I have never been able to completely distinguish the spoken word portion of this piece, so I went and tracked down the "lyrics." (Are they lyrics if they're spoken?) I had also been under the vague impression that this was actually based on a historical document, but haven't been able to find any info. I take that to mean that it's more likely fiction.
"By strange coincidence, a thunderstorm had been brewing when Mahon, doing
his grisly work at the bungalow, was dealing with the most grisly job of all--the head, the woman's head. He had severed it from the trunk, built a huge fire in the sitting room, placed her head upon it, then (I owe a debt here to Edgar Wallace, who edited the transcript of the Mahon trial), then the storm broke with a violent flash of lightning and an appalling crash of thunder. As the head of Emily Kaye lay upon the coals, the dead eyesopened, and Mahon fled out to the deserted shore. When he nerved himselfto return, the fire had done its work. The head was never found..."
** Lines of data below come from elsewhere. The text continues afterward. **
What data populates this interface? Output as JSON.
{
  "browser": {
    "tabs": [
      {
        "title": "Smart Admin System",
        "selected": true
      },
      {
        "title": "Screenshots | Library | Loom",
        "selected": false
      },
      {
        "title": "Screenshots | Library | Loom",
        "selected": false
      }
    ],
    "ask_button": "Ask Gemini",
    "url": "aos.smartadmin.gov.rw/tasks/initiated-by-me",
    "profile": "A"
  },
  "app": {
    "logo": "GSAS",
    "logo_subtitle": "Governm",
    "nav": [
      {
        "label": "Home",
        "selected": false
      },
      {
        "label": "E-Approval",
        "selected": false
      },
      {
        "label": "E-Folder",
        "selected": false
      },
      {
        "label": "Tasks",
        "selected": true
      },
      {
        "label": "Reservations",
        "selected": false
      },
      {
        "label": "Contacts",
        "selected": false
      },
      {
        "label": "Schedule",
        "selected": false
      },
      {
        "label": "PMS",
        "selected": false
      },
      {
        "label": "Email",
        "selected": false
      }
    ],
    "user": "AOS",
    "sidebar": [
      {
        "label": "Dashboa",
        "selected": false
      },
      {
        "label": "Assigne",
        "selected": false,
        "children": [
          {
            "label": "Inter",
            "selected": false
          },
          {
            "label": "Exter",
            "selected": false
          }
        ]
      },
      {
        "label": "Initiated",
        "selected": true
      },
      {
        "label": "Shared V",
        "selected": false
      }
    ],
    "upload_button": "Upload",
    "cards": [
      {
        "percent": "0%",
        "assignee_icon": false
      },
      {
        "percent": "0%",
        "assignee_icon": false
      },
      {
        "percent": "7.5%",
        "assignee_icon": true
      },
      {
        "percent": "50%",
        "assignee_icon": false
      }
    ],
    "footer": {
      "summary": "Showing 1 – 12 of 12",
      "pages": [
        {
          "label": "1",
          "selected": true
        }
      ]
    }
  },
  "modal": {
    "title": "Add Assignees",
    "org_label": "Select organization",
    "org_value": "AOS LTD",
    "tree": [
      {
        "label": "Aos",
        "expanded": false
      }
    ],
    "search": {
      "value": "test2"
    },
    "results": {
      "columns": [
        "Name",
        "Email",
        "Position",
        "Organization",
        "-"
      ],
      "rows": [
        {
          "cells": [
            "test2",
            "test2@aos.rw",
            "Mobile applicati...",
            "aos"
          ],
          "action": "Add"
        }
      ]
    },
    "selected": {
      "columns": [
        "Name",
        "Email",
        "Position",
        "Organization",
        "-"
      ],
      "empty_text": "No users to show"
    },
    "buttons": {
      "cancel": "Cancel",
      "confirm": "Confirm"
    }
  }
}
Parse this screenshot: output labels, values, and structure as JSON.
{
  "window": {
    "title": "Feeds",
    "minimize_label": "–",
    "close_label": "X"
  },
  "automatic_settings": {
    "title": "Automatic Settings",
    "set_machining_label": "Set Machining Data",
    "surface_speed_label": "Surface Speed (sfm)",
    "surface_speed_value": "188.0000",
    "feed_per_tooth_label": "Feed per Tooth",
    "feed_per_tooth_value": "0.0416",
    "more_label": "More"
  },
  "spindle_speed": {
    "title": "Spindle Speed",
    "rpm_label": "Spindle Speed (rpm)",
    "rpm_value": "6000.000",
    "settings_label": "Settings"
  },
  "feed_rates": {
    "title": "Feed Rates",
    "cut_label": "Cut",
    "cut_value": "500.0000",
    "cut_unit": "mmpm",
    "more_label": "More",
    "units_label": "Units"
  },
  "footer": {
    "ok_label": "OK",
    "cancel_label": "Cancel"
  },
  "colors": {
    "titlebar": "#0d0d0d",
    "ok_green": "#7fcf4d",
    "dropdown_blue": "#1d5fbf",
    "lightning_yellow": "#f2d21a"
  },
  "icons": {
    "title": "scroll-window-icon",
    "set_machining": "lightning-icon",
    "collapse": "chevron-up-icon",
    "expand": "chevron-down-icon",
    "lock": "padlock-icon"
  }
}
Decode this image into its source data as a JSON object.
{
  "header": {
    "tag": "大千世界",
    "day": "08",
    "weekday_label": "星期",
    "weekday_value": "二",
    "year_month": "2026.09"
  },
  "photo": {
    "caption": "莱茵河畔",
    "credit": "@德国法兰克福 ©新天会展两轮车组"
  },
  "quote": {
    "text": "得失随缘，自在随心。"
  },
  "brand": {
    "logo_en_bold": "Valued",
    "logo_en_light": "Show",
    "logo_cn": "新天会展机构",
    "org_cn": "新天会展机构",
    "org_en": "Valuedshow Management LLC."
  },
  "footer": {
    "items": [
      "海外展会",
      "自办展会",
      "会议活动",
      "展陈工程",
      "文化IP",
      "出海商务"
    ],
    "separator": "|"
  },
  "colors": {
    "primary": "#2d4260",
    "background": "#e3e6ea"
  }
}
Blancmange, Living on the Ceiling:
Fad Gadget, Life on the Line: